═══ RECORDS PROVIDED ═══
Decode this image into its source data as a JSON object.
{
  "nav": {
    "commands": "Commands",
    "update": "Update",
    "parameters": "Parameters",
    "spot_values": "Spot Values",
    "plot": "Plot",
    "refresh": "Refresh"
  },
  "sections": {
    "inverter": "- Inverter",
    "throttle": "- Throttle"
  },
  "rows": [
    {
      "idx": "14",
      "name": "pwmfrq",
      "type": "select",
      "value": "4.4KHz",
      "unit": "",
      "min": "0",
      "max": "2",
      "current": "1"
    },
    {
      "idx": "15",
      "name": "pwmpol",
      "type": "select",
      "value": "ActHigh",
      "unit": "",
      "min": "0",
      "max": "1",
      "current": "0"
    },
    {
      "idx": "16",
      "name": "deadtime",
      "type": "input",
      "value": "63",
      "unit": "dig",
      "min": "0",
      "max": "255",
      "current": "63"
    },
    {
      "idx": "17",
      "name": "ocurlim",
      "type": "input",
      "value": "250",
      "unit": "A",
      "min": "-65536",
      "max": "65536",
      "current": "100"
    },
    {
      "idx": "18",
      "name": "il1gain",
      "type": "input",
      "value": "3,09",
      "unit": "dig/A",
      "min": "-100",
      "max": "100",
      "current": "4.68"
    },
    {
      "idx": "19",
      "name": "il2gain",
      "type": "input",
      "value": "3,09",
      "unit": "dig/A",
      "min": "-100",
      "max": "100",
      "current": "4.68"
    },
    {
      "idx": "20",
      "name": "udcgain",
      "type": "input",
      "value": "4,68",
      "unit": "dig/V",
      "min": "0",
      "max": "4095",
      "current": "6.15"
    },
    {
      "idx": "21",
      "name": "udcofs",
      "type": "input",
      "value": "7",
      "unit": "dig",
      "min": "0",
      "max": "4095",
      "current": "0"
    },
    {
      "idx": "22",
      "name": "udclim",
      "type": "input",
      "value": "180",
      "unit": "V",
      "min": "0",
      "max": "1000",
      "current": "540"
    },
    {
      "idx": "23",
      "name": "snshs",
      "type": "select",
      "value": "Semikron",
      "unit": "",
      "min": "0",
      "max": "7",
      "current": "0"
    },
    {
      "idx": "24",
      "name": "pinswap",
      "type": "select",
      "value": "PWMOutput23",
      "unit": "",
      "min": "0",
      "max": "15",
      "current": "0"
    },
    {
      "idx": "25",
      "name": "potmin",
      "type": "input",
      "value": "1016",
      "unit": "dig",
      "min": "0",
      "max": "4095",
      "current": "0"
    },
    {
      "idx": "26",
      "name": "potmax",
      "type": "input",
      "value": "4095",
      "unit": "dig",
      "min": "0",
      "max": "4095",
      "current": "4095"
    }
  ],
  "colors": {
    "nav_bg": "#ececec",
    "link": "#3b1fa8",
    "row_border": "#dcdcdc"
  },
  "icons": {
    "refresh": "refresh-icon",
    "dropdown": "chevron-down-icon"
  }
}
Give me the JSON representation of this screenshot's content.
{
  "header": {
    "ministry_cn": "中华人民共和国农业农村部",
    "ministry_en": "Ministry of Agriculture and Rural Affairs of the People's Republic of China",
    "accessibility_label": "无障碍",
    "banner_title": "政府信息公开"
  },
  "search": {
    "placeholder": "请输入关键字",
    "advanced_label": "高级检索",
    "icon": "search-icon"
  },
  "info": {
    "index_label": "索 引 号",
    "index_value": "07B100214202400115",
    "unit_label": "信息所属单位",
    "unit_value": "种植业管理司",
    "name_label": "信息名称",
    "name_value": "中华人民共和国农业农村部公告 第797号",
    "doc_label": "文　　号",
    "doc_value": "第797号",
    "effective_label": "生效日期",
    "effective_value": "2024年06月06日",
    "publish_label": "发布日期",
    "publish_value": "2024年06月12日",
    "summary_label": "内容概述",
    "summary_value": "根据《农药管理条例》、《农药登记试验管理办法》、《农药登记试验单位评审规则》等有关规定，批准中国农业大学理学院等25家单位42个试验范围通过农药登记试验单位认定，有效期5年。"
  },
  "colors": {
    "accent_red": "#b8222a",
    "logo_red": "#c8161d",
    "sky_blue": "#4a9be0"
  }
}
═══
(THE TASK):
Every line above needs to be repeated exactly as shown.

(COMPLETED TASK):
Decode this image into its source data as a JSON object.
{
  "nav": {
    "commands": "Commands",
    "update": "Update",
    "parameters": "Parameters",
    "spot_values": "Spot Values",
    "plot": "Plot",
    "refresh": "Refresh"
  },
  "sections": {
    "inverter": "- Inverter",
    "throttle": "- Throttle"
  },
  "rows": [
    {
      "idx": "14",
      "name": "pwmfrq",
      "type": "select",
      "value": "4.4KHz",
      "unit": "",
      "min": "0",
      "max": "2",
      "current": "1"
    },
    {
      "idx": "15",
      "name": "pwmpol",
      "type": "select",
      "value": "ActHigh",
      "unit": "",
      "min": "0",
      "max": "1",
      "current": "0"
    },
    {
      "idx": "16",
      "name": "deadtime",
      "type": "input",
      "value": "63",
      "unit": "dig",
      "min": "0",
      "max": "255",
      "current": "63"
    },
    {
      "idx": "17",
      "name": "ocurlim",
      "type": "input",
      "value": "250",
      "unit": "A",
      "min": "-65536",
      "max": "65536",
      "current": "100"
    },
    {
      "idx": "18",
      "name": "il1gain",
      "type": "input",
      "value": "3,09",
      "unit": "dig/A",
      "min": "-100",
      "max": "100",
      "current": "4.68"
    },
    {
      "idx": "19",
      "name": "il2gain",
      "type": "input",
      "value": "3,09",
      "unit": "dig/A",
      "min": "-100",
      "max": "100",
      "current": "4.68"
    },
    {
      "idx": "20",
      "name": "udcgain",
      "type": "input",
      "value": "4,68",
      "unit": "dig/V",
      "min": "0",
      "max": "4095",
      "current": "6.15"
    },
    {
      "idx": "21",
      "name": "udcofs",
      "type": "input",
      "value": "7",
      "unit": "dig",
      "min": "0",
      "max": "4095",
      "current": "0"
    },
    {
      "idx": "22",
      "name": "udclim",
      "type": "input",
      "value": "180",
      "unit": "V",
      "min": "0",
      "max": "1000",
      "current": "540"
    },
    {
      "idx": "23",
      "name": "snshs",
      "type": "select",
      "value": "Semikron",
      "unit": "",
      "min": "0",
      "max": "7",
      "current": "0"
    },
    {
      "idx": "24",
      "name": "pinswap",
      "type": "select",
      "value": "PWMOutput23",
      "unit": "",
      "min": "0",
      "max": "15",
      "current": "0"
    },
    {
      "idx": "25",
      "name": "potmin",
      "type": "input",
      "value": "1016",
      "unit": "dig",
      "min": "0",
      "max": "4095",
      "current": "0"
    },
    {
      "idx": "26",
      "name": "potmax",
      "type": "input",
      "value": "4095",
      "unit": "dig",
      "min": "0",
      "max": "4095",
      "current": "4095"
    }
  ],
  "colors": {
    "nav_bg": "#ececec",
    "link": "#3b1fa8",
    "row_border": "#dcdcdc"
  },
  "icons": {
    "refresh": "refresh-icon",
    "dropdown": "chevron-down-icon"
  }
}
Give me the JSON representation of this screenshot's content.
{
  "header": {
    "ministry_cn": "中华人民共和国农业农村部",
    "ministry_en": "Ministry of Agriculture and Rural Affairs of the People's Republic of China",
    "accessibility_label": "无障碍",
    "banner_title": "政府信息公开"
  },
  "search": {
    "placeholder": "请输入关键字",
    "advanced_label": "高级检索",
    "icon": "search-icon"
  },
  "info": {
    "index_label": "索 引 号",
    "index_value": "07B100214202400115",
    "unit_label": "信息所属单位",
    "unit_value": "种植业管理司",
    "name_label": "信息名称",
    "name_value": "中华人民共和国农业农村部公告 第797号",
    "doc_label": "文　　号",
    "doc_value": "第797号",
    "effective_label": "生效日期",
    "effective_value": "2024年06月06日",
    "publish_label": "发布日期",
    "publish_value": "2024年06月12日",
    "summary_label": "内容概述",
    "summary_value": "根据《农药管理条例》、《农药登记试验管理办法》、《农药登记试验单位评审规则》等有关规定，批准中国农业大学理学院等25家单位42个试验范围通过农药登记试验单位认定，有效期5年。"
  },
  "colors": {
    "accent_red": "#b8222a",
    "logo_red": "#c8161d",
    "sky_blue": "#4a9be0"
  }
}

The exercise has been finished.